• BLOOD MEN by Paul Cleave (Random House) • CAPTURED by Neil Cross (Simon & Schuster) • HUNTING BLIND by Paddy Richardson (Penguin) • SLAUGHTER FALLS by Alix Bosco (Penguin)
This year’s winner of the Ngaio Marsh Award for Best Crime Novel will be announced at a ceremony at the conclusion of the “Setting the Stage for Murder” event at the TelstraClear Club in North Hagley Park on the afternoon of Sunday 21 August 2011. New York Times bestselling international crime writers Tess Gerritsen and John Hart will also be appearing at the event. The winner will receive a distinctive handcrafted trophy designed and created by New Zealand sculptor and Unitec art lecturer Gina Ferguson, a set of Ngaio Marsh novels courtesy of HarperCollins, and a cheque for $1,000 provided by the Christchurch Writers Festival Trust.
“The four finalists are a great representation of both the quality and depth of contemporary Kiwi-written crime fiction,” said Judging Convenor Craig Sisterson. “It was a particularly tough decision for the panel this year, as judges were impressed by each of the books on the longlist, and there was a real diversity of storytelling, settings, and styles. There were some very good local crime novels published in 2010 that haven’t become finalists, but that’s a good sign of the growing strength of our own indigenous interpretation of a genre that’s popular around the world.”

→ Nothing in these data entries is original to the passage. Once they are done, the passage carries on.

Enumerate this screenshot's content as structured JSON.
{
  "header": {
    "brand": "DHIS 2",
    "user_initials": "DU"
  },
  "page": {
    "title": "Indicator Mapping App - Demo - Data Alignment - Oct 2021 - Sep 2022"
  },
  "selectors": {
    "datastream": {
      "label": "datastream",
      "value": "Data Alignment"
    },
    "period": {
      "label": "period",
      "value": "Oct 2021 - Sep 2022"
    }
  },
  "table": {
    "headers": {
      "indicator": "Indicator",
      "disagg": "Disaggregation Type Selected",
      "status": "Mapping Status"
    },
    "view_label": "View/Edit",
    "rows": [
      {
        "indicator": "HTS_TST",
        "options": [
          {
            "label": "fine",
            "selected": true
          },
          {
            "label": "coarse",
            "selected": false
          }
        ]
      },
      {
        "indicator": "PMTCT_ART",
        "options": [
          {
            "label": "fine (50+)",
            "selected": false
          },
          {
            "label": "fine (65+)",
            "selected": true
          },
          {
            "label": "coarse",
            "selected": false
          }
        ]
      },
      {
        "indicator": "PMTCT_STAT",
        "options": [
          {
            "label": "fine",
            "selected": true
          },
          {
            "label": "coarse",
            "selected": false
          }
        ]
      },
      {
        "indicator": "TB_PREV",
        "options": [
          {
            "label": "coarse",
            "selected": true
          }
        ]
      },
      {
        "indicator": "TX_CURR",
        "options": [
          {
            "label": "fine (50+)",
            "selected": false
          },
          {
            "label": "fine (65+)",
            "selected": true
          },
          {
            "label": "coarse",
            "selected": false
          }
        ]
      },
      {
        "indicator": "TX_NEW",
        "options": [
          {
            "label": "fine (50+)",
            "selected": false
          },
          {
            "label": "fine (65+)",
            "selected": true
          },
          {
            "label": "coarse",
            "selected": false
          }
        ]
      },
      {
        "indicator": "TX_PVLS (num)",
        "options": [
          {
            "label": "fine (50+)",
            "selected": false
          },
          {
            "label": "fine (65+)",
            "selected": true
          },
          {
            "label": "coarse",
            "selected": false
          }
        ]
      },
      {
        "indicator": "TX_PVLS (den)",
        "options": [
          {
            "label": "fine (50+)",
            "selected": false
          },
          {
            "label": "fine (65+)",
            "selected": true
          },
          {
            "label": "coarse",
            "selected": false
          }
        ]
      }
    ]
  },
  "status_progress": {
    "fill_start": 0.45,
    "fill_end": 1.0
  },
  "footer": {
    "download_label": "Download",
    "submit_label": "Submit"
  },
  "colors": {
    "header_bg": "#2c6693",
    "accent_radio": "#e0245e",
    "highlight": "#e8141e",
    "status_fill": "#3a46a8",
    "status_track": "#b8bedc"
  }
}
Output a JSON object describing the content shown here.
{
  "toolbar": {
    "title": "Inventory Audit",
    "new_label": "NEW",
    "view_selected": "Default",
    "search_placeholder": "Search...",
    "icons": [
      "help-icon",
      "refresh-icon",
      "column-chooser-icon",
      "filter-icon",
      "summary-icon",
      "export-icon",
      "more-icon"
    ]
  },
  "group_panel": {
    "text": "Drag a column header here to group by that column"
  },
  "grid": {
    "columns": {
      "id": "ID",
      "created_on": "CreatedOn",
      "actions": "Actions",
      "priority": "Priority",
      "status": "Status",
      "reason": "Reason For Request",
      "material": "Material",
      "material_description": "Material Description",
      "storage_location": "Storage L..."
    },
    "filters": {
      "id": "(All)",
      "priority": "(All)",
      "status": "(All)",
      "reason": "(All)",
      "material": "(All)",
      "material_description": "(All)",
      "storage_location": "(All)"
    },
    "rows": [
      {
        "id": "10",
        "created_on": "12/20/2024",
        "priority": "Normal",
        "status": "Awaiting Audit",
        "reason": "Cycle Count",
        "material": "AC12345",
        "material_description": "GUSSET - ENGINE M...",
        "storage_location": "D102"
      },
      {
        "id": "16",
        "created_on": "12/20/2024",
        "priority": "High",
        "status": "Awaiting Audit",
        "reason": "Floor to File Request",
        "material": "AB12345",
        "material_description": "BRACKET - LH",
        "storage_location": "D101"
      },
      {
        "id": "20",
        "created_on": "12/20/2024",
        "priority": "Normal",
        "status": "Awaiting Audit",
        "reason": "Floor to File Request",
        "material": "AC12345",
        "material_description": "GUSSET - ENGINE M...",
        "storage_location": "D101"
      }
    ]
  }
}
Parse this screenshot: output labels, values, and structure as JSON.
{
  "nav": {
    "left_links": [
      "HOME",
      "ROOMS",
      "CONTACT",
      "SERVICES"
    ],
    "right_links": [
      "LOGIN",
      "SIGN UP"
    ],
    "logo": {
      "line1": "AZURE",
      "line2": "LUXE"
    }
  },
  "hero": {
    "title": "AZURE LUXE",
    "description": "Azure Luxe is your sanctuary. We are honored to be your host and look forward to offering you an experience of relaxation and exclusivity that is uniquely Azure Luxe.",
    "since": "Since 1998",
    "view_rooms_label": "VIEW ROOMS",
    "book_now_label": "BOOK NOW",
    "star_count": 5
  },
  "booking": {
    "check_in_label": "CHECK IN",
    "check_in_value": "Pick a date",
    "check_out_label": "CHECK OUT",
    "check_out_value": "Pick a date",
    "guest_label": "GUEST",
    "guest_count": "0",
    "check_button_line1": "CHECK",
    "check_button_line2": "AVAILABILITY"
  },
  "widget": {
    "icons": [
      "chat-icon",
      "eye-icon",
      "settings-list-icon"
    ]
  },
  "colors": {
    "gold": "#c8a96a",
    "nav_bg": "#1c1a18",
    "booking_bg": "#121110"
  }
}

Like Dame Ngaio in her heyday, local crime writers are now showing that they can stand shoulder-to-shoulder, quality-wise, with their more well-known international contemporaries, said Sisterson. “We should be proud of our best crime writers, and support and celebrate their success, just like we are justifiably proud of other New Zealanders who achieve great things in their chosen field.”